(2)( Back ) Kohler Co. v. DILHR, 42 Wis. 2d 396 (1969).

(3)( Back ) Wisconsin Granite Co. v. Industrial Co., 208 Wis. 270 (1932).

(4)( Back ) Green Bay Drop Forge v. Industrial Commission, 265 Wis. 18 (1953).

(5)( Back ) Kohler, supra, at 42 Wis. 2d 400.

(6)( Back ) Montello Granite Co. v. Industrial Commission, 278 N.W.2d 391, 399 (1938).

(7)( Back ) Firemen's insures Anderson Bros.

(8)( Back ) Dr. Tange's September 29, 1989, practitioner's report points only to "previous industrial exposure at the foundry" as the cause for the applicant's disability. Exhibit 2.

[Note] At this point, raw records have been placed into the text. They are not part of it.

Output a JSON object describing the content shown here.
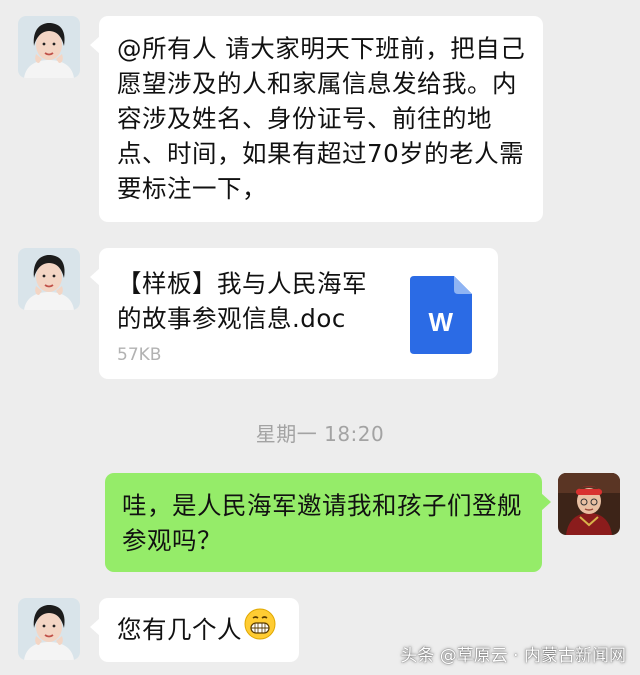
{
  "messages": [
    {
      "text": "@所有人 请大家明天下班前，把自己愿望涉及的人和家属信息发给我。内容涉及姓名、身份证号、前往的地点、时间，如果有超过70岁的老人需要标注一下，"
    },
    {
      "file": {
        "name": "【样板】我与人民海军的故事参观信息.doc",
        "size": "57KB",
        "icon": "word-doc-icon",
        "icon_color": "#2b6be5"
      }
    },
    {
      "text": "哇，是人民海军邀请我和孩子们登舰参观吗？"
    },
    {
      "text": "您有几个人",
      "emoji": "grinning-face-emoji"
    }
  ],
  "timestamp": "星期一 18:20",
  "watermark": "头条 @草原云 · 内蒙古新闻网",
  "colors": {
    "background": "#ededed",
    "incoming_bubble": "#ffffff",
    "outgoing_bubble": "#95ec69",
    "timestamp": "#a3a3a3"
  }
}
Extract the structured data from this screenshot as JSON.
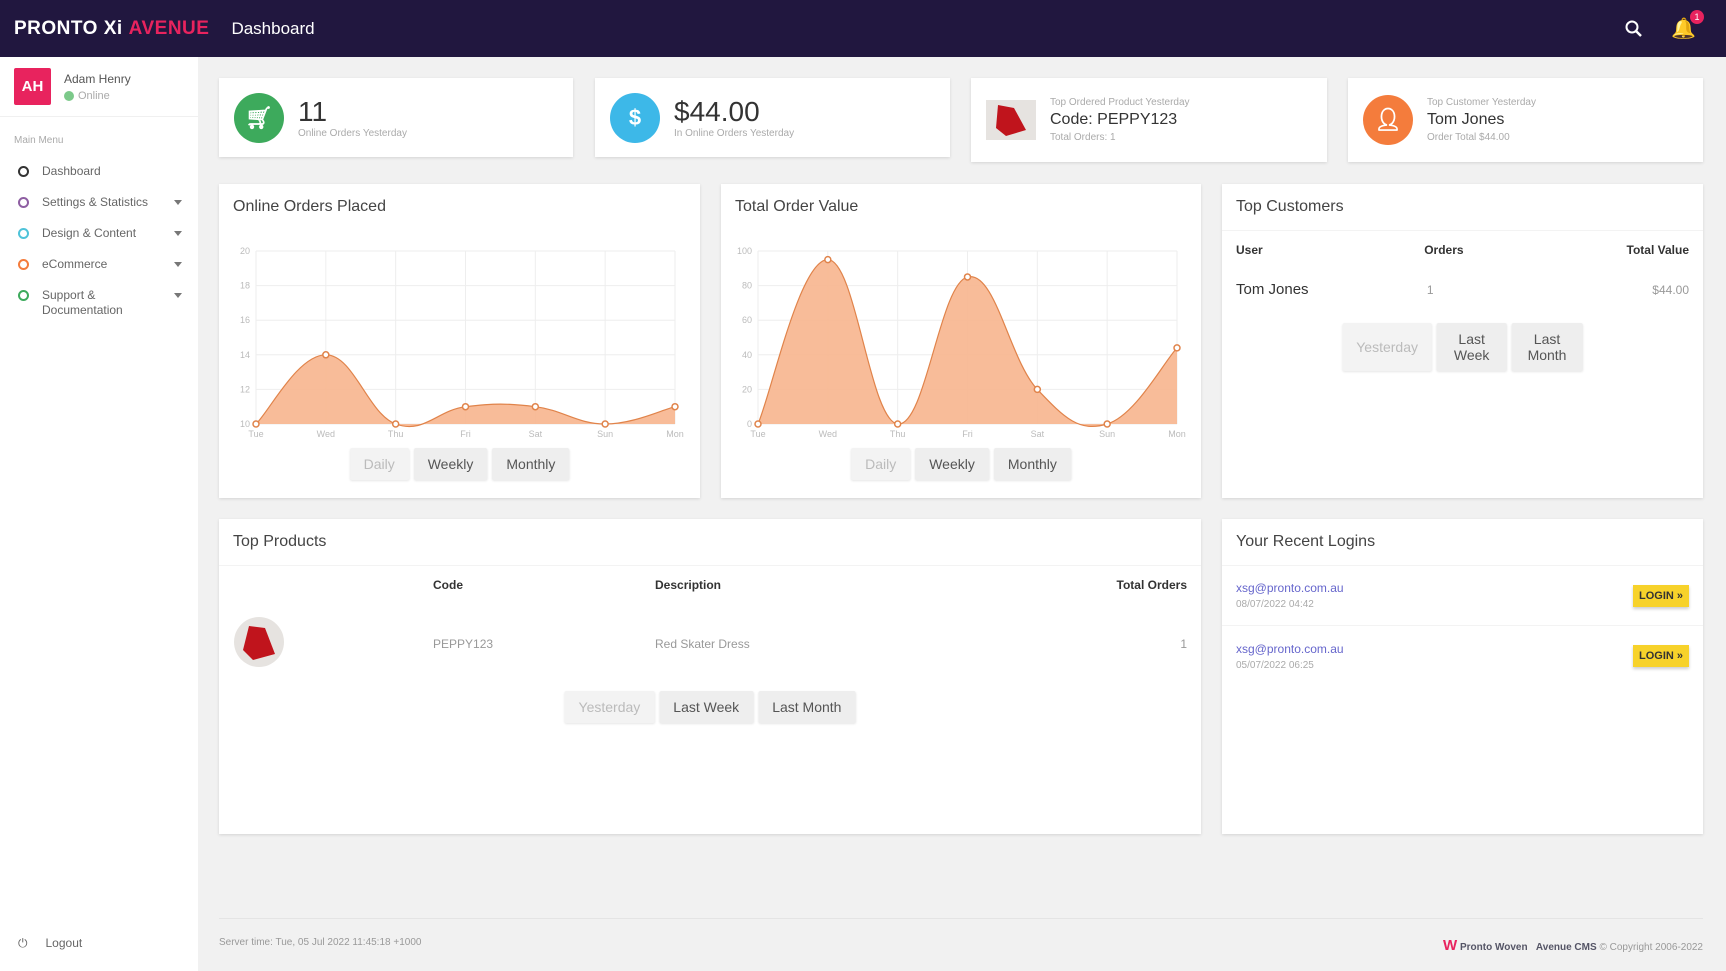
{
  "header": {
    "logo_main": "PRONTO Xi",
    "logo_accent": "AVENUE",
    "title": "Dashboard",
    "notifications": "1"
  },
  "user": {
    "initials": "AH",
    "name": "Adam Henry",
    "status": "Online"
  },
  "sidebar": {
    "heading": "Main Menu",
    "items": [
      {
        "label": "Dashboard",
        "color": "#333333",
        "caret": false
      },
      {
        "label": "Settings & Statistics",
        "color": "#8e5ea2",
        "caret": true
      },
      {
        "label": "Design & Content",
        "color": "#4fc3d9",
        "caret": true
      },
      {
        "label": "eCommerce",
        "color": "#f47c3c",
        "caret": true
      },
      {
        "label": "Support & Documentation",
        "color": "#3daa5c",
        "caret": true
      }
    ],
    "logout": "Logout"
  },
  "stats": [
    {
      "value": "11",
      "label": "Online Orders Yesterday",
      "icon": "cart-icon",
      "color": "#3daa5c"
    },
    {
      "value": "$44.00",
      "label": "In Online Orders Yesterday",
      "icon": "dollar-icon",
      "color": "#3db8e8"
    },
    {
      "caption": "Top Ordered Product Yesterday",
      "value": "Code: PEPPY123",
      "sub": "Total Orders: 1"
    },
    {
      "caption": "Top Customer Yesterday",
      "value": "Tom Jones",
      "sub": "Order Total $44.00",
      "color": "#f47c3c"
    }
  ],
  "range_buttons": {
    "daily": "Daily",
    "weekly": "Weekly",
    "monthly": "Monthly",
    "yesterday": "Yesterday",
    "last_week": "Last Week",
    "last_month": "Last Month"
  },
  "chart_data": [
    {
      "type": "area",
      "title": "Online Orders Placed",
      "categories": [
        "Tue",
        "Wed",
        "Thu",
        "Fri",
        "Sat",
        "Sun",
        "Mon"
      ],
      "values": [
        10,
        14,
        10,
        11,
        11,
        10,
        11
      ],
      "yticks": [
        10,
        12,
        14,
        16,
        18,
        20
      ],
      "ylim": [
        10,
        20
      ],
      "grid": true,
      "color": "#f7b58e"
    },
    {
      "type": "area",
      "title": "Total Order Value",
      "categories": [
        "Tue",
        "Wed",
        "Thu",
        "Fri",
        "Sat",
        "Sun",
        "Mon"
      ],
      "values": [
        0,
        95,
        0,
        85,
        20,
        0,
        44
      ],
      "yticks": [
        0,
        20,
        40,
        60,
        80,
        100
      ],
      "ylim": [
        0,
        100
      ],
      "grid": true,
      "color": "#f7b58e"
    }
  ],
  "top_customers": {
    "title": "Top Customers",
    "columns": [
      "User",
      "Orders",
      "Total Value"
    ],
    "rows": [
      {
        "user": "Tom Jones",
        "orders": "1",
        "total": "$44.00"
      }
    ]
  },
  "top_products": {
    "title": "Top Products",
    "columns": [
      "",
      "Code",
      "Description",
      "Total Orders"
    ],
    "rows": [
      {
        "code": "PEPPY123",
        "description": "Red Skater Dress",
        "orders": "1"
      }
    ]
  },
  "recent_logins": {
    "title": "Your Recent Logins",
    "button": "LOGIN »",
    "rows": [
      {
        "email": "xsg@pronto.com.au",
        "time": "08/07/2022 04:42"
      },
      {
        "email": "xsg@pronto.com.au",
        "time": "05/07/2022 06:25"
      }
    ]
  },
  "footer": {
    "server_time": "Server time: Tue, 05 Jul 2022 11:45:18 +1000",
    "brand": "Pronto Woven",
    "cms": "Avenue CMS",
    "copyright": "© Copyright 2006-2022"
  }
}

(9)( Back ) As the commission is aware, occupational exposure which only contributes to the progression of a disabling condition is considered to have "caused" the condition for WC purposes. The theory is that allocating liability based to the last employer will even out over time. Employer Mut. Liab. Ins. Co. v. McCormick, 195 Wis. 410 (1928).